- 1 bunch dill, finely chopped
- 3 tablespoons aquavit
- 1 16-ounce boneless, skinless salmon fillet
To prepare the dish, mix together the salt and sugar in a small bowl. On a large work surface, roll out plastic wrap about 3 times the size of the salmon fillet. Sprinkle half of the salt and sugar mixture in the middle of the plastic — about the size of the salmon fillet. Top mixture with half the crushed peppercorns, juniper and allspice berries, dill and aquavit. Place the salmon on the curing mixture, and then cover the fish with the rest of the curing mixture. Wrap the salmon loosely in the plastic and then double wrap in another piece of plastic.
Place the wrapped salmon on a sheet pan and refrigerate. Turn the fish every 12 hours. Depending on the thickness of the fish, it will be cured in 24 to 36 hours. Unwrap the fish when it’s cured and gently rinse off the curing mixture. Thinly slice before serving.
Alaskan Beer: The Last Frontier has some of the best breweries in the country. Blame it on the state’s glacial waters as the perfect ingredient for stouts, pilsners, ambers and porters that contribute to the burgeoning beer scene. Craft beers are increasingly popular and the state boasts some 27 breweries where there is something for every taste. Visit the local breweries on our Astoria Ale Trail shore excursion.
Don’t Forget Dessert: Akutaq a.k.a. Eskimo ice cream is a classic Alaskan dessert and not the traditional treat you might think. Pronounced Auk-goo-duk, it is made with reindeer fat and seal oil, fresh snow and ground meat that consists of caribou, bear and occasionally some saltwater fish. Again, this is not your average cone of ice cream! Wild berries (raspberries, blackberries and blueberries) are in abundance which translates into delicious cobblers and puddings. And if you’re wondering about the classic ice cream/cake/meringue concoction known as Baked Alaska, it originated at New York City’s Delmonico’s restaurant to commemorate the purchase of Alaska from the Russians in 1867. Food historians also note it was first discovered at New Orleans’s Antoine restaurant while a cookbook in 1894 featured it under the name of Alaska, Florida.
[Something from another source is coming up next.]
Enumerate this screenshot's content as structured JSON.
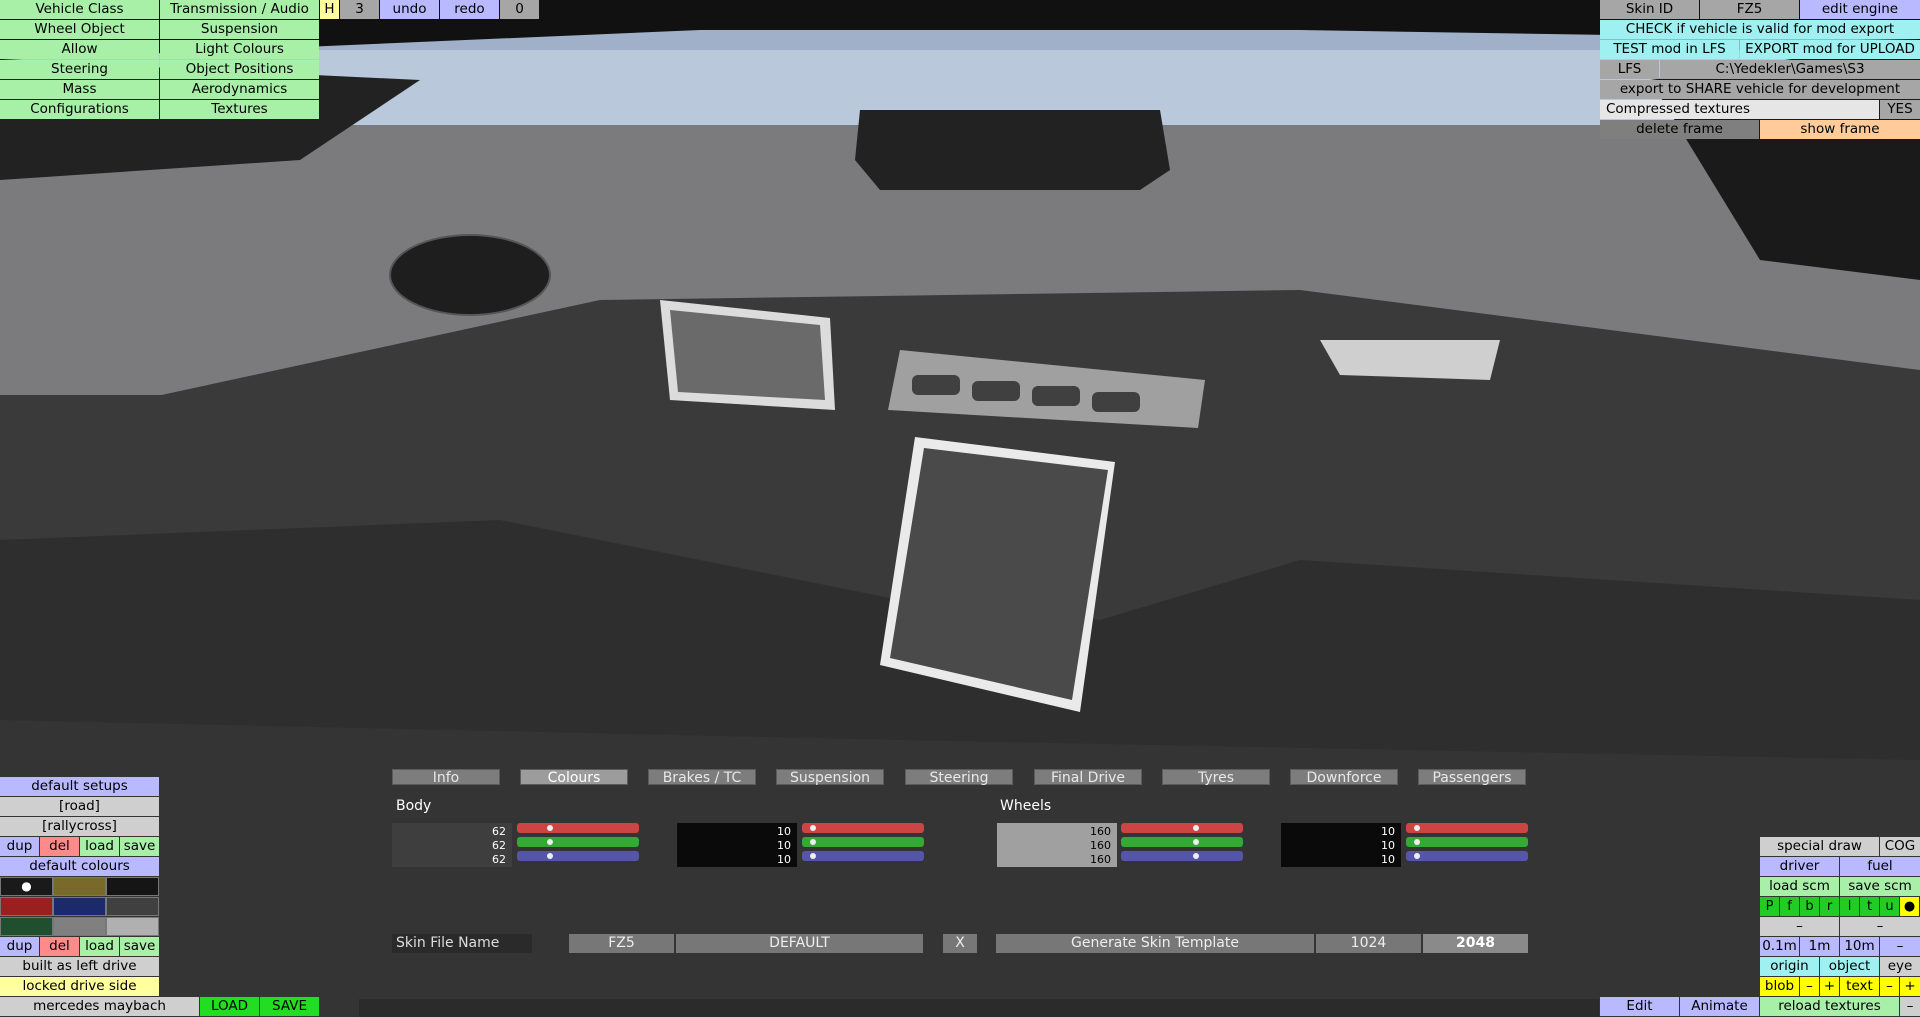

Whoever invented the dish, it remains a gastronomic delight.
Experience the unique and delicious cuisine from Alaska on your next cruise voyage with Regent Seven Seas Cruises. Bon Appétit!